Social Distancing as a Recovering Addict
Recovering addicts are participating in social distancing, like everyone else, as a result of the widespread pandemic, coronavirus, otherwise known as COVID-19. Social distancing has proven to be a necessary measure taken by cities, states, and nations worldwide in order to "flatten the curve" or slow the spread of this highly infectious disease. Effectively slowing down the spread of this pandemic is going to take the willpower and intentionality of every single one of us, but what does social distancing mean for those of us in recovery who greatly depend on addiction-related support groups to maintain our sobriety?
Most recovering addicts, myself included, rely on the support of others to maintain sobriety (and sanity) in recovery. While I don't actively attend addiction groups on a regular basis, I do attend other types of community groups with like-minded individuals, which certainly helps to strengthen my sobriety and provide incredible stability and self-care. Many of us feel lost without our communities, our people, and our support systems which makes the concept of social distancing feel nearly impossible.
Social Support for Recovering Addicts Amidst Social Distancing
Thankfully, through the use of modern technology, recovering addicts aren't experiencing social distancing to the degree we once would have. Many recovery groups have resorted to online forums, conference calls, or video chat groups to maintain connection and support while still abiding by the social distancing recommendations from public health officials. All you have to do is contact your local group leaders to figure out what your specific group is doing in this crisis.

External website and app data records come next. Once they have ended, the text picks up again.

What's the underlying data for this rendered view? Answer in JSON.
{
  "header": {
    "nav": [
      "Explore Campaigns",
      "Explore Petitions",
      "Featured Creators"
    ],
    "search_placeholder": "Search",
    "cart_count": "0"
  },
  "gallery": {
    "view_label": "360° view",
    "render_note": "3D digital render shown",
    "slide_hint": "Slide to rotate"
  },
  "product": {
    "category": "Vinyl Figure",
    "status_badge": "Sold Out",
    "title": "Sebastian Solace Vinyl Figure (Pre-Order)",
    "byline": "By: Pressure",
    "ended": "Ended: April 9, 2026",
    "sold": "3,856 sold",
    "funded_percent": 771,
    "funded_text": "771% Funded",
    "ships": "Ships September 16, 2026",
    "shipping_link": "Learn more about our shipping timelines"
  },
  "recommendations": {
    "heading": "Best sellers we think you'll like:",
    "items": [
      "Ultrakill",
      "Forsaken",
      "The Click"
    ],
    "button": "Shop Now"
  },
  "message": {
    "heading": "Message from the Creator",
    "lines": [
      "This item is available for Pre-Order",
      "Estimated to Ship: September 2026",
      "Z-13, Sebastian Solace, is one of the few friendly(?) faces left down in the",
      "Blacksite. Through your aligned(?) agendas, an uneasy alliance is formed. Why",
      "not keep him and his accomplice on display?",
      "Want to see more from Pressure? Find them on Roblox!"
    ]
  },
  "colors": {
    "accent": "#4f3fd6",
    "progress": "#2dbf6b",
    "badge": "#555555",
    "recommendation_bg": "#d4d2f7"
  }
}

In addition to seeking recovery and community groups through these technological advances, many therapists are utilizing teletherapy methods now more than ever all across the world. There's also the use of video calling friends and family during this difficult time to maintain emotional support from your loved ones.
While this new age method of social support isn't ideal, it is certainly better than nothing. Of course, I'd rather spend quality time with my loved ones face-to-face, but knowing that I'm doing my part to help prevent the spread of COVID-19 makes this sacrifice completely worth it if you ask me.
Social Distancing Doesn't Have to Harm Recovering Addicts' Sobriety
Obviously, social distancing can impact recovering addicts on our sobriety journeys, but ultimately it doesn't have to harm our sobriety in the long run. If we maintain intentionality and determination during this time we can fight through and remain sober, even on the most difficult days when we feel so isolated from society. It's crucial now more than ever that we persist and utilize our most helpful coping skills and strongest support systems to get through this.
Lastly, please remember that this won't last forever. If we all partake in social distancing, most are hopeful that this pandemic madness will be over sooner rather than later. So curl up on the couch, binge-watch your favorite show, cuddle with your babies (or fur babies), read a good book, take an online class, and hunker down patiently. We will get through this.
Richardson, A. (2020, March 19). Social Distancing as a Recovering Addict, HealthyPlace. Retrieved on 2020, July 14 from https://www.healthyplace.com/blogs/debunkingaddiction/2020/3/social-distancing-as-a-recovering-addict